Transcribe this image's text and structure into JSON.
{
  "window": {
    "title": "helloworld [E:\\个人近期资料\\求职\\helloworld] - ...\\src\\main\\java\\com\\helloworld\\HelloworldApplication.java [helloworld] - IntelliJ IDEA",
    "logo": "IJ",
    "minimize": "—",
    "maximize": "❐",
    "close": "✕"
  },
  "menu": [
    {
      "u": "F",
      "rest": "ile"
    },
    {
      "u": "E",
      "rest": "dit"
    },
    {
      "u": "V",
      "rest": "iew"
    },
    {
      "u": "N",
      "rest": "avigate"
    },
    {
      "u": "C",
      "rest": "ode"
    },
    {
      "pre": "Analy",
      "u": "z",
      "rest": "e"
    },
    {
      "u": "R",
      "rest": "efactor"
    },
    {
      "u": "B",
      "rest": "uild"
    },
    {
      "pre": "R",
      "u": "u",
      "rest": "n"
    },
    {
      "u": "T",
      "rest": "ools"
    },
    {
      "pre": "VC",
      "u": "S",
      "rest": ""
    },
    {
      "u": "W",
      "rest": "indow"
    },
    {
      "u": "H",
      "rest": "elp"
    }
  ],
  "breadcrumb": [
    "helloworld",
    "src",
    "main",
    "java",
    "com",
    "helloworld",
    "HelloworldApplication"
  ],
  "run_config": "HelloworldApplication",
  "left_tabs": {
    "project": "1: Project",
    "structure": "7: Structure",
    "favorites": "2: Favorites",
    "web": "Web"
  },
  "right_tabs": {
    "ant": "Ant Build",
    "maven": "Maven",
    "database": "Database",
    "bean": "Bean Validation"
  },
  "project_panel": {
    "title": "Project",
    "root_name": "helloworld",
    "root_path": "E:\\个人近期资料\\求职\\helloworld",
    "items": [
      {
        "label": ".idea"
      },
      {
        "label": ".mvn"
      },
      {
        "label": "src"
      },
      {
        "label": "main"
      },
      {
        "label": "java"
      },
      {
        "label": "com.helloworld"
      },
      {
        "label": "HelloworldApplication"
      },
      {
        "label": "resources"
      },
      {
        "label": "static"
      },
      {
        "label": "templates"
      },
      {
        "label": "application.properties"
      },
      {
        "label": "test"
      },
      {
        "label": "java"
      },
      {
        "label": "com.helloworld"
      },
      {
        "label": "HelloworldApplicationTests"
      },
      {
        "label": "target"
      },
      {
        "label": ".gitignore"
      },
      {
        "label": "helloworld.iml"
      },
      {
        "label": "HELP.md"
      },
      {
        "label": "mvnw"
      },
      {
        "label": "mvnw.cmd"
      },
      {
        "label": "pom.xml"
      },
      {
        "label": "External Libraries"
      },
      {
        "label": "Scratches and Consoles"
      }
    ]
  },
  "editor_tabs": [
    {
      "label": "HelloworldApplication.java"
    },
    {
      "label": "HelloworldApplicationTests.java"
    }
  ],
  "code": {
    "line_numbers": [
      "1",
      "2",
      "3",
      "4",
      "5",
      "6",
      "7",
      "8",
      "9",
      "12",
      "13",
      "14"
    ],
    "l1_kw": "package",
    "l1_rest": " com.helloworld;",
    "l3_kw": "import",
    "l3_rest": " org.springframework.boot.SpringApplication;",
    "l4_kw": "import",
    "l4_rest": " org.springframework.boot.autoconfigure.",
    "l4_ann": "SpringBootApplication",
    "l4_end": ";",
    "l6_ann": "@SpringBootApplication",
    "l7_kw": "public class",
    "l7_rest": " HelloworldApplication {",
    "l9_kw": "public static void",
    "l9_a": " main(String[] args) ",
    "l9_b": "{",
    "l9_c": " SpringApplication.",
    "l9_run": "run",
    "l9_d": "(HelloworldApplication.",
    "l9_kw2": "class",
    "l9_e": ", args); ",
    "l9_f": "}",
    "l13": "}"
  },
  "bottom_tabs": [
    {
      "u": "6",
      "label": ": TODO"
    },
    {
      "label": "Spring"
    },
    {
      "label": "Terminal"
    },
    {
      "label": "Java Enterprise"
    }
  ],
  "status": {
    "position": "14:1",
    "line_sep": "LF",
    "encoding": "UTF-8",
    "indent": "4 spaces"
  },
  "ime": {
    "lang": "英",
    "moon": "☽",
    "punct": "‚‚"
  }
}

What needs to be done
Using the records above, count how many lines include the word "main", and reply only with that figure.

Response to the task
4